Teacher Preparation > Workshops and Activities > Workshop 2007 > Workshop Program > Science for Elementary Teachers - Systems and Investigations

Theme Group 3: Earth Science for Elementary Teachers - Course Design

Group Members, Course Names

1. Lydia K. Fox, Earth System Science
2. Scott Linneman, Investigating the Flow of Matter and Energy in Earth Systems
3. Matt Nyman, Physical Science
4. Rebecca L. Dodge, Life and Earth Science
5. Cathy Summa, Earth - The Water Planet
6. Steve Mattox, Hydrosphere for K-8 Teachers

Rationale for Developing and Offering Such Courses (or how to convince your administration and colleagues to support your efforts in these endeavors)

The critical need to improve science literacy in the US is in part linked to producing a strong cadre of science teachers at all levels. This begins with elementary teachers, who can often make or break a child's interest in science. Unfortunately, many elementary education majors admit readily to being "scared of science", that they "can't do science", or, worst of all, that they "hate science." When probed, most admit that they had a "bad" (or non-existent) experience with science instruction in elementary or middle school. As a result, most students avoid science at the high school and college/university levels. To improve teacher preparation, it is important to build the disposition and ability to effectively teach science that fosters students' natural curiosity about the world. We submit that targeted classes that teach pre-service teachers to teach earth science at elementary grades is critical to achieving this goal. Teachers tend to teach the way they were taught. To ensure that teachers use a variety of instructional strategies including inquiry-based science that keeps students engaged, they must learn science this way. Courses modeled after these recommendations provide examples of ways to facilitate this vision.

Characteristics of Effective Earth Science Courses for Future Elementary Teachers

(Notes in the text below link to representative examples in the course descriptions)
  • a majority of contact time should be in small classes (20-30; note that most of these courses are taught at public universitites)
  • integrative themes (e.g. water, energy, climate change)
  • integration of lecture and lab activities
  • focused content chosen purposefully (+/- tied to K-8 standards) to allow greater depth of exploration, which allows students to build critical skill sets, improve confidence to learn, do and teach science
  • promote learning about the scientific enterprise and habits of mind
    • students make observations and collect data of earth systems
    • students interpret data and observations of earth systems
    • some of these observations should be in the field
    • students communicate results of investigations
  • transferable activities: students are able to use activities in future K-8 classroom (materials readily available and low cost)
  • emphasis on metacognition with respect to both student learning of science and forethought about teaching science
  • provide opportunities to practice developing, evaluating, and delivering geoscience lessons
  • students find appropriate resources for learning and teaching science
  • appropriate professional development and engagement
  • use a range of formative and authentic assessments of content understanding

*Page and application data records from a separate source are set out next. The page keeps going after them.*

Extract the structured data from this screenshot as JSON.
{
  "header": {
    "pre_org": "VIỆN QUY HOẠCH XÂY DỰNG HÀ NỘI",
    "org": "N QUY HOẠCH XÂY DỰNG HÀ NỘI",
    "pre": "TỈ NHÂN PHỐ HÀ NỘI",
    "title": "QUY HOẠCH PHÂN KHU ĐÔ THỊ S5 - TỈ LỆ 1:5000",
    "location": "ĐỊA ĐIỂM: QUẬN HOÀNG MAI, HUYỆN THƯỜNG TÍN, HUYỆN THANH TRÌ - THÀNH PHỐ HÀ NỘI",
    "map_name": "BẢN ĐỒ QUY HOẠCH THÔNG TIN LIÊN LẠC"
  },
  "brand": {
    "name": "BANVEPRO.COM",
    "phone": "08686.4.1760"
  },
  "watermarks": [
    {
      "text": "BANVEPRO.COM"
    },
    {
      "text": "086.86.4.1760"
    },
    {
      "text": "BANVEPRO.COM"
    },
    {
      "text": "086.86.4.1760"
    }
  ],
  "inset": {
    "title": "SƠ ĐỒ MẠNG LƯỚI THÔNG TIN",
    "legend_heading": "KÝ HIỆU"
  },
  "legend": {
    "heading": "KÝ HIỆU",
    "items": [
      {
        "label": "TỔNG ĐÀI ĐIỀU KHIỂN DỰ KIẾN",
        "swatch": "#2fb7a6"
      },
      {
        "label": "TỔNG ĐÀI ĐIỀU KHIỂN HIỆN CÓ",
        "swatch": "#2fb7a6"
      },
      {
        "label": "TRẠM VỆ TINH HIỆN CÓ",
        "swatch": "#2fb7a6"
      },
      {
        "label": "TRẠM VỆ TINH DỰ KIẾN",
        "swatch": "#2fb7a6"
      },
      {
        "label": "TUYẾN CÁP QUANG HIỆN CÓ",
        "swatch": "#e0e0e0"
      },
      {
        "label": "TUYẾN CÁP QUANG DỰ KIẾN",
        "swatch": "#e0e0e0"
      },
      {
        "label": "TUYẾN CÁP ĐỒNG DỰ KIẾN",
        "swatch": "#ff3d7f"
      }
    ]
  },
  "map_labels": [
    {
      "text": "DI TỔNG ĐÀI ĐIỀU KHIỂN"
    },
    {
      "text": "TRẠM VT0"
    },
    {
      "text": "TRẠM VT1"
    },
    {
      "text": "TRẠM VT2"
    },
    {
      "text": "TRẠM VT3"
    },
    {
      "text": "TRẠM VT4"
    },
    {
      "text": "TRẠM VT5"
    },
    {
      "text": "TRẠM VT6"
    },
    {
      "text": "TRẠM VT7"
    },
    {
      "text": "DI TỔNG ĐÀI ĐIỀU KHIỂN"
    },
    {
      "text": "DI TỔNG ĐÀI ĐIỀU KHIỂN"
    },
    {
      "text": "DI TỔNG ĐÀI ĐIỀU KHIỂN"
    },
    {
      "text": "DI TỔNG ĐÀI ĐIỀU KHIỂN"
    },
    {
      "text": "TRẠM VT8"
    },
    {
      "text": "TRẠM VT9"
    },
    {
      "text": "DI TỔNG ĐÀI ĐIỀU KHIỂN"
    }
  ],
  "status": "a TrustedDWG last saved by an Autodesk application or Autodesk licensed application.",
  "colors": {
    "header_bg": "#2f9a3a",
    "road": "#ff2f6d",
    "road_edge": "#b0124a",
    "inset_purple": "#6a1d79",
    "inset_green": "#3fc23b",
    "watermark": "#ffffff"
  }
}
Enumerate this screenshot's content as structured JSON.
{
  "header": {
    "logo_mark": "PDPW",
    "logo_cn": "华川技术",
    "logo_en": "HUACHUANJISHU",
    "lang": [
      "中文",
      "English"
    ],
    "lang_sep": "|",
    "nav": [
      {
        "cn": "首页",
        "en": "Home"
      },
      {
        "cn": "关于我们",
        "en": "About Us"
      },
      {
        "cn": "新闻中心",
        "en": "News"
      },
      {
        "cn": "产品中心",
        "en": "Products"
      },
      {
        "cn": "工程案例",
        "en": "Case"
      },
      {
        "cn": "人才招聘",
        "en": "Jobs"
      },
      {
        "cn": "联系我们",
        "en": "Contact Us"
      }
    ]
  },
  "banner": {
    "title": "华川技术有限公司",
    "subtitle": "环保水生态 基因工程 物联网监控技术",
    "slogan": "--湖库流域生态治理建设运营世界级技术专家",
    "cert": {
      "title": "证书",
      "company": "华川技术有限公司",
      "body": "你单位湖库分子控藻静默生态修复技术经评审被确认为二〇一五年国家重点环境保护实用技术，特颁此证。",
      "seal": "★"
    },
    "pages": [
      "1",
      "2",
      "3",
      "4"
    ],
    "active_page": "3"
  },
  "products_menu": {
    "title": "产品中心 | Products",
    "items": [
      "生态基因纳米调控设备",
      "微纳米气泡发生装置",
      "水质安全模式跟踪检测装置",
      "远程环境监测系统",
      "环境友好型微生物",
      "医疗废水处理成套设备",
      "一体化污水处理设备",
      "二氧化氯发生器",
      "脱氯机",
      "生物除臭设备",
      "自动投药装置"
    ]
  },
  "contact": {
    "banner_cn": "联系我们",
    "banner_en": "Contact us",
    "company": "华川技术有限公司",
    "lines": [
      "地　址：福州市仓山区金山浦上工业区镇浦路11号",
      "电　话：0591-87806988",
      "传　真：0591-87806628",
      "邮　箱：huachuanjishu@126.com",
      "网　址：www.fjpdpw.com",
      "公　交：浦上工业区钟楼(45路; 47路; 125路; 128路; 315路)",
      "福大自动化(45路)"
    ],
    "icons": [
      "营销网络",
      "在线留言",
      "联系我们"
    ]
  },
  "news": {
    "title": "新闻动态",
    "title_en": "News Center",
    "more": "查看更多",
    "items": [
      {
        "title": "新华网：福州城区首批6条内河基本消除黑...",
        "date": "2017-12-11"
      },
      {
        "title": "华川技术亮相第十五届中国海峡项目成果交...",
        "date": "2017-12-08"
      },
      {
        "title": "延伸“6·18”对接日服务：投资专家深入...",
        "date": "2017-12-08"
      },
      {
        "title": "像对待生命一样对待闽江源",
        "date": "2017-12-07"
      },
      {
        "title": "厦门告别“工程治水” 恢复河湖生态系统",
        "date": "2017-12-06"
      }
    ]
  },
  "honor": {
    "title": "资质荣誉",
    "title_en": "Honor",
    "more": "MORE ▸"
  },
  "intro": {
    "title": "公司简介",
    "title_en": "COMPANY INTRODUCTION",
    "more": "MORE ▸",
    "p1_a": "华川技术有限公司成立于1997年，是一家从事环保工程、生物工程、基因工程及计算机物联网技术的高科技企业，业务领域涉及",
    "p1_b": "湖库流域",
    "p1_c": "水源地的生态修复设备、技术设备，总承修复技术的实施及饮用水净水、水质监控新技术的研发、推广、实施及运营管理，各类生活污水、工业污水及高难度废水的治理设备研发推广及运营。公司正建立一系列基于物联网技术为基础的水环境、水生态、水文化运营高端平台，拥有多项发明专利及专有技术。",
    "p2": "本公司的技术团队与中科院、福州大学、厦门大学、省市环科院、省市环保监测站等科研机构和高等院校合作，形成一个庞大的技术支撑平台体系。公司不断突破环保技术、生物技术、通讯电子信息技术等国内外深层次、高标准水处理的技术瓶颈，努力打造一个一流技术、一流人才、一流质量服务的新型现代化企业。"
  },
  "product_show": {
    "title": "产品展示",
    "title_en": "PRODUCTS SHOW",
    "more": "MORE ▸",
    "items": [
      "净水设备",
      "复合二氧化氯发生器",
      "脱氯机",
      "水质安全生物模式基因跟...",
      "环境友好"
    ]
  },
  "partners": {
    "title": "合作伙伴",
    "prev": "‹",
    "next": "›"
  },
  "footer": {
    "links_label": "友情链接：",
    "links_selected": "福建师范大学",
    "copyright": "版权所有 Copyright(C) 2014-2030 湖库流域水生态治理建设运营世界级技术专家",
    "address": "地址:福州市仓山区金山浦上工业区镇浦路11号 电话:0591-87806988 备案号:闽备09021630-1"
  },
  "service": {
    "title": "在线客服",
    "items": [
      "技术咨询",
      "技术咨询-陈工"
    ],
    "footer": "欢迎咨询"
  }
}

Important Design Considerations: Guidelines, Tips, and Suggestions

  • secure administrative support (small classes may not fit the business model of some universities)
  • professional development of the involved constituencies (designers and instructors, administrators, disciplinary colleagues, community college partners)
  • appropriate staffing
  • appropriate instructional facilities (tables & sinks vs lecture theatres), equipment and materials
Most of these considerations are substantially more expensive than all-lecture instruction, but the long-term gains of a scientifically literate society justify such investment.

References and Resources

Levine, A. (2006). Educating School Teachers. Washington, D.C.: The Educating Schools Project.

Lawson, A.E. (1994). Science Teaching and the Development of Thinking. Wadsworth Publishing Company.